- **WORK ORDER**
Go through the listing beneath this task and return every line that carries the string "备份压缩率".

*** Block opens ***

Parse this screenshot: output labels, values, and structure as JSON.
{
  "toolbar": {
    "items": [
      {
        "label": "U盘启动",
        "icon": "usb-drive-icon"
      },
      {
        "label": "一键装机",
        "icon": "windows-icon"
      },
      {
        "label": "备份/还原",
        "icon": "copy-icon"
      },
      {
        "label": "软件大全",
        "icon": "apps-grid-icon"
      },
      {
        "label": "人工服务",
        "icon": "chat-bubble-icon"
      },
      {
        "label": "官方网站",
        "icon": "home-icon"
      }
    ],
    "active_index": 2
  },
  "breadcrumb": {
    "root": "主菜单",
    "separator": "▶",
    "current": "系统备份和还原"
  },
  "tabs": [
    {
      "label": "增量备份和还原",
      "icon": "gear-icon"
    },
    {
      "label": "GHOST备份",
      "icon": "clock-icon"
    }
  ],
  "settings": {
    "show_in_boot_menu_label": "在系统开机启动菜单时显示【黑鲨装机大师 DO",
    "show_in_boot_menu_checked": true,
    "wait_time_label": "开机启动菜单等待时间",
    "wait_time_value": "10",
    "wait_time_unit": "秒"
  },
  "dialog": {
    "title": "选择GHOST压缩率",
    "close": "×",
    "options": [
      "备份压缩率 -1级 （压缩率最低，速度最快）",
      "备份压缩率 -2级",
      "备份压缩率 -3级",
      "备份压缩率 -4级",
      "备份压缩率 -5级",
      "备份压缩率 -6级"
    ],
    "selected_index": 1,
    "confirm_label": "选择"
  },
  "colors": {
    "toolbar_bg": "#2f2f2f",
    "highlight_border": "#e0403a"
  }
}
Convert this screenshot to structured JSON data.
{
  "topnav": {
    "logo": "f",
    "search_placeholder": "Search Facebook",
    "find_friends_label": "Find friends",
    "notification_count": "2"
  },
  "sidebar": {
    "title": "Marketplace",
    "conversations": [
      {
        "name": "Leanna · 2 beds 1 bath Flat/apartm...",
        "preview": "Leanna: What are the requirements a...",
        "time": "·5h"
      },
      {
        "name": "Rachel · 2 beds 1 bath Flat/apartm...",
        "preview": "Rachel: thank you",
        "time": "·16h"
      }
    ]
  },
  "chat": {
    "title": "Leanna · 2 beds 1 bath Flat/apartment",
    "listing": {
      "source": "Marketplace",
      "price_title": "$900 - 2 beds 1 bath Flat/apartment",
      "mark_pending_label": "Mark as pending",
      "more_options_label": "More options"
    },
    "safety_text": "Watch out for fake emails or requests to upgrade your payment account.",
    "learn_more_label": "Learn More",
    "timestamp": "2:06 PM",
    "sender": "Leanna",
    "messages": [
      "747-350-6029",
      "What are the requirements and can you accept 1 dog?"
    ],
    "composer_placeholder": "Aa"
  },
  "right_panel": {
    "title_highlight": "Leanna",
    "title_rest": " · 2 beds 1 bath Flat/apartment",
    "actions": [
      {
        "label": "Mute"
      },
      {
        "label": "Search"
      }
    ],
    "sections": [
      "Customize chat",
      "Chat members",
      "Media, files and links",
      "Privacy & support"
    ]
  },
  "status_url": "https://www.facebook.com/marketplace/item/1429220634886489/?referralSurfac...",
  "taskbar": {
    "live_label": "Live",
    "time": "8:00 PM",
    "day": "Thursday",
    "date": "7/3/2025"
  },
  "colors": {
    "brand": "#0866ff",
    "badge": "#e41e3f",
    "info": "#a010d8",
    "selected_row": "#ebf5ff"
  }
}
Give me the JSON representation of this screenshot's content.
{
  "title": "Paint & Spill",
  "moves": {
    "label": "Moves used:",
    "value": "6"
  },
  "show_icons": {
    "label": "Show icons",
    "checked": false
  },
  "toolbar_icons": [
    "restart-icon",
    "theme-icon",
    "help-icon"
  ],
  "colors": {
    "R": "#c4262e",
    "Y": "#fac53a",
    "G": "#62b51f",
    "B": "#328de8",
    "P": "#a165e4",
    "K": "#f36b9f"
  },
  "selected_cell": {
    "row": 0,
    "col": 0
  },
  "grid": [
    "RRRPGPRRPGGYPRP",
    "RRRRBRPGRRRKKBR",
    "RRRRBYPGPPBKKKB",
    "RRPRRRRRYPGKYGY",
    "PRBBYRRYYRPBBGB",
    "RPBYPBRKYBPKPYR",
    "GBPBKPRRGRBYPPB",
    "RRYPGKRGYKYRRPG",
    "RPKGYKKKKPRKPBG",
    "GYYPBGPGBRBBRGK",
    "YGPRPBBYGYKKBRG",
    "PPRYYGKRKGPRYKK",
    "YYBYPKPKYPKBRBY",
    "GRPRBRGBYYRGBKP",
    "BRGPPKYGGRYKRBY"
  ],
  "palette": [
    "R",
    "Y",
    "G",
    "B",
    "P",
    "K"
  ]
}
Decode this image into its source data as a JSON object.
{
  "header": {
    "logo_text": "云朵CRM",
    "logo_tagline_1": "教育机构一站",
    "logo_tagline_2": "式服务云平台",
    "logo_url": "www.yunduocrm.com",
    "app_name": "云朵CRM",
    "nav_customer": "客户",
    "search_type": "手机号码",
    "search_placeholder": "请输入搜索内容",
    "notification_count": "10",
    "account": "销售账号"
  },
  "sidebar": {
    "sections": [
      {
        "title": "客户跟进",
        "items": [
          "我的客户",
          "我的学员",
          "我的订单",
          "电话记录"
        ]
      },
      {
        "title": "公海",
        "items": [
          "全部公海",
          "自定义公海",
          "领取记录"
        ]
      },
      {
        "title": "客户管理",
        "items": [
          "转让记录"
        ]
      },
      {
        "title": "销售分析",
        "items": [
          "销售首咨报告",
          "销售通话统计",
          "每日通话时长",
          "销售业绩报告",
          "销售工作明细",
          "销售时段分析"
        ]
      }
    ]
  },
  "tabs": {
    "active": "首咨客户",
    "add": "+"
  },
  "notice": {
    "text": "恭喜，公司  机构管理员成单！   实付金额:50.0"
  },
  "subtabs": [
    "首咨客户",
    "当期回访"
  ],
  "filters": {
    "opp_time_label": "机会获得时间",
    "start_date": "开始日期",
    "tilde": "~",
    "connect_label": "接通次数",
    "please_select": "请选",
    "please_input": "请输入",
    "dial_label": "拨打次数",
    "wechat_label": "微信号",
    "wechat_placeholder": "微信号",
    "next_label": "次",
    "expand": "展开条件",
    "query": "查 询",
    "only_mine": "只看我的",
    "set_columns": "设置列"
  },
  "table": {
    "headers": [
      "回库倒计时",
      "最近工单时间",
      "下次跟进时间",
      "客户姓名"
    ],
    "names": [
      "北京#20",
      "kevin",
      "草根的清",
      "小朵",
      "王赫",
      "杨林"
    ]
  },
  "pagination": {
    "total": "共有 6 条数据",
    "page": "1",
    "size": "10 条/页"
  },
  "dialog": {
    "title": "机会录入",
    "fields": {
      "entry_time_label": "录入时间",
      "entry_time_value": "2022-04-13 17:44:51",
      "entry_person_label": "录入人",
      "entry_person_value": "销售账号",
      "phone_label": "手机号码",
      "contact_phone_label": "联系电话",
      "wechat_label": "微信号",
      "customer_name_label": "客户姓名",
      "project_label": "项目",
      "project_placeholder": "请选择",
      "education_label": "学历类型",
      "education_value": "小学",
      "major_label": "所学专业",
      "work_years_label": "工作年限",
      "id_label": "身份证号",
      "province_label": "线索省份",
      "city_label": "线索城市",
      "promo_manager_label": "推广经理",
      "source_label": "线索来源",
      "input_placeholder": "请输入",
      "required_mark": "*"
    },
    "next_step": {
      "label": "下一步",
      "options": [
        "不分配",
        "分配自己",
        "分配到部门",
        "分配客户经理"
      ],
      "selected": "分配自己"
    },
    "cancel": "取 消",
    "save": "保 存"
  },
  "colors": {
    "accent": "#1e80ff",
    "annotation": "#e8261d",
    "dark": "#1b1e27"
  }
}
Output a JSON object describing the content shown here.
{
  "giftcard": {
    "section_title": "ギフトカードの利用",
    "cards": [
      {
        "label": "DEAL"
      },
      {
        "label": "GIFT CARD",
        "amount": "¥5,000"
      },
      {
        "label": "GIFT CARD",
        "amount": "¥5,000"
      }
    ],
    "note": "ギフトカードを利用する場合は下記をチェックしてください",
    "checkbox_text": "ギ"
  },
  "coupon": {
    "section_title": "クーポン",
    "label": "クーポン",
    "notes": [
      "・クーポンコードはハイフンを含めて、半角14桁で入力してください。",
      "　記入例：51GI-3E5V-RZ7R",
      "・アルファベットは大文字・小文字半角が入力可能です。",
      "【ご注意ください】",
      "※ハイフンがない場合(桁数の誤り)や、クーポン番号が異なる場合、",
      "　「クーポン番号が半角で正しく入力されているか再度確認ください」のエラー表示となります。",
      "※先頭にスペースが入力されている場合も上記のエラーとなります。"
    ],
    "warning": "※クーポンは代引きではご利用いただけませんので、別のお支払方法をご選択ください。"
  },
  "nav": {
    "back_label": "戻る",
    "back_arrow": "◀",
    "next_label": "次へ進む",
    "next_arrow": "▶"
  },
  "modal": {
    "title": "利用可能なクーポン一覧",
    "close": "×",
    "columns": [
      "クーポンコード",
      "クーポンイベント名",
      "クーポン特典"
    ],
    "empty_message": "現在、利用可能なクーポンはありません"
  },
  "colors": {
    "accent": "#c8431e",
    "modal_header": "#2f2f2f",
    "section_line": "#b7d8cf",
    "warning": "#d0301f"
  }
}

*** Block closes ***

- **RESULT OF THIS TASK**
      "备份压缩率 -1级 （压缩率最低，速度最快）",
      "备份压缩率 -2级",
      "备份压缩率 -3级",
      "备份压缩率 -4级",
      "备份压缩率 -5级",
      "备份压缩率 -6级"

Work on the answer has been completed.